Faithfully repeat all of the records, as they are written below.

[Excerpts from an interface dataset]
[Start of Attachment]
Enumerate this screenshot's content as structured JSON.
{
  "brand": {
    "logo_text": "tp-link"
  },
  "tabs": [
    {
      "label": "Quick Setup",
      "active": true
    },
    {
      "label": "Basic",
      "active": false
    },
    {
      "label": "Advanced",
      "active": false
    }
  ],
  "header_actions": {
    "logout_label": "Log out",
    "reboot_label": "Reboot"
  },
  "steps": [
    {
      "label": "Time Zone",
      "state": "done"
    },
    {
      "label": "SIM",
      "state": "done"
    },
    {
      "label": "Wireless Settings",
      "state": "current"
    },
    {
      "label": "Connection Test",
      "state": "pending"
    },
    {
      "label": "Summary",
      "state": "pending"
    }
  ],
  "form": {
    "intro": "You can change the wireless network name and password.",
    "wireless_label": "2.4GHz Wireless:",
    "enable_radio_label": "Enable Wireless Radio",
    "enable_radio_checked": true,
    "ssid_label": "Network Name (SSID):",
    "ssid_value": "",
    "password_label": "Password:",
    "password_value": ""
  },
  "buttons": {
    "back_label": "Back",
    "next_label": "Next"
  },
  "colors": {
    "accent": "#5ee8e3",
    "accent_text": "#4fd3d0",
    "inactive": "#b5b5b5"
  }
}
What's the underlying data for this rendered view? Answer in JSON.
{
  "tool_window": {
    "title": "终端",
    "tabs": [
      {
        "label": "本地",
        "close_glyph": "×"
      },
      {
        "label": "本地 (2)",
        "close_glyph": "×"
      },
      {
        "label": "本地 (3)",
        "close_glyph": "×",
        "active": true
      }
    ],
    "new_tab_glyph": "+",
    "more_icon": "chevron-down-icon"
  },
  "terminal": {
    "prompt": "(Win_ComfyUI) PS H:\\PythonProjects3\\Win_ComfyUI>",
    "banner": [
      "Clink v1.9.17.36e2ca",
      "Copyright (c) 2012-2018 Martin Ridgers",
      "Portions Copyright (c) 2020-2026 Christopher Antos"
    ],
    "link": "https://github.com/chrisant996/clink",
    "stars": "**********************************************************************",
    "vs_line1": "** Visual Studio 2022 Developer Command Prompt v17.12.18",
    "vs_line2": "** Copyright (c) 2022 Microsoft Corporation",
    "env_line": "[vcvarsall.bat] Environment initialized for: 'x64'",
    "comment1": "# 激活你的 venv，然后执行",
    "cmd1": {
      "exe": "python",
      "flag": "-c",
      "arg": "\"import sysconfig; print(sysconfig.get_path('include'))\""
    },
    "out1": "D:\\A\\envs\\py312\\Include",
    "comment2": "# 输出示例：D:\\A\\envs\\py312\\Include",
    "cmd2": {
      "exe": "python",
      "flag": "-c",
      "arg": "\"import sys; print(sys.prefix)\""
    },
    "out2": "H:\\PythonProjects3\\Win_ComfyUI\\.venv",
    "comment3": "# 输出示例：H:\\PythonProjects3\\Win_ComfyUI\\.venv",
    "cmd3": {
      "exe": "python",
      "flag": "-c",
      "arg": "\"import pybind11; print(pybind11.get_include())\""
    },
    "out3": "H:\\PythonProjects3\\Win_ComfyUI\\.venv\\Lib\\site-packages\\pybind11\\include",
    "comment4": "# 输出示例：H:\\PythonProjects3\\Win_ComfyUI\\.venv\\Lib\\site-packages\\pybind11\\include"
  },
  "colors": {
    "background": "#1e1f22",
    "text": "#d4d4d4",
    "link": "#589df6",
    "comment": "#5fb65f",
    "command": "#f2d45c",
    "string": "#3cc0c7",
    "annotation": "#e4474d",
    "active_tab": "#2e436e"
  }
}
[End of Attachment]
Answer space
Enumerate this screenshot's content as structured JSON.
{
  "brand": {
    "logo_text": "tp-link"
  },
  "tabs": [
    {
      "label": "Quick Setup",
      "active": true
    },
    {
      "label": "Basic",
      "active": false
    },
    {
      "label": "Advanced",
      "active": false
    }
  ],
  "header_actions": {
    "logout_label": "Log out",
    "reboot_label": "Reboot"
  },
  "steps": [
    {
      "label": "Time Zone",
      "state": "done"
    },
    {
      "label": "SIM",
      "state": "done"
    },
    {
      "label": "Wireless Settings",
      "state": "current"
    },
    {
      "label": "Connection Test",
      "state": "pending"
    },
    {
      "label": "Summary",
      "state": "pending"
    }
  ],
  "form": {
    "intro": "You can change the wireless network name and password.",
    "wireless_label": "2.4GHz Wireless:",
    "enable_radio_label": "Enable Wireless Radio",
    "enable_radio_checked": true,
    "ssid_label": "Network Name (SSID):",
    "ssid_value": "",
    "password_label": "Password:",
    "password_value": ""
  },
  "buttons": {
    "back_label": "Back",
    "next_label": "Next"
  },
  "colors": {
    "accent": "#5ee8e3",
    "accent_text": "#4fd3d0",
    "inactive": "#b5b5b5"
  }
}
What's the underlying data for this rendered view? Answer in JSON.
{
  "tool_window": {
    "title": "终端",
    "tabs": [
      {
        "label": "本地",
        "close_glyph": "×"
      },
      {
        "label": "本地 (2)",
        "close_glyph": "×"
      },
      {
        "label": "本地 (3)",
        "close_glyph": "×",
        "active": true
      }
    ],
    "new_tab_glyph": "+",
    "more_icon": "chevron-down-icon"
  },
  "terminal": {
    "prompt": "(Win_ComfyUI) PS H:\\PythonProjects3\\Win_ComfyUI>",
    "banner": [
      "Clink v1.9.17.36e2ca",
      "Copyright (c) 2012-2018 Martin Ridgers",
      "Portions Copyright (c) 2020-2026 Christopher Antos"
    ],
    "link": "https://github.com/chrisant996/clink",
    "stars": "**********************************************************************",
    "vs_line1": "** Visual Studio 2022 Developer Command Prompt v17.12.18",
    "vs_line2": "** Copyright (c) 2022 Microsoft Corporation",
    "env_line": "[vcvarsall.bat] Environment initialized for: 'x64'",
    "comment1": "# 激活你的 venv，然后执行",
    "cmd1": {
      "exe": "python",
      "flag": "-c",
      "arg": "\"import sysconfig; print(sysconfig.get_path('include'))\""
    },
    "out1": "D:\\A\\envs\\py312\\Include",
    "comment2": "# 输出示例：D:\\A\\envs\\py312\\Include",
    "cmd2": {
      "exe": "python",
      "flag": "-c",
      "arg": "\"import sys; print(sys.prefix)\""
    },
    "out2": "H:\\PythonProjects3\\Win_ComfyUI\\.venv",
    "comment3": "# 输出示例：H:\\PythonProjects3\\Win_ComfyUI\\.venv",
    "cmd3": {
      "exe": "python",
      "flag": "-c",
      "arg": "\"import pybind11; print(pybind11.get_include())\""
    },
    "out3": "H:\\PythonProjects3\\Win_ComfyUI\\.venv\\Lib\\site-packages\\pybind11\\include",
    "comment4": "# 输出示例：H:\\PythonProjects3\\Win_ComfyUI\\.venv\\Lib\\site-packages\\pybind11\\include"
  },
  "colors": {
    "background": "#1e1f22",
    "text": "#d4d4d4",
    "link": "#589df6",
    "comment": "#5fb65f",
    "command": "#f2d45c",
    "string": "#3cc0c7",
    "annotation": "#e4474d",
    "active_tab": "#2e436e"
  }
}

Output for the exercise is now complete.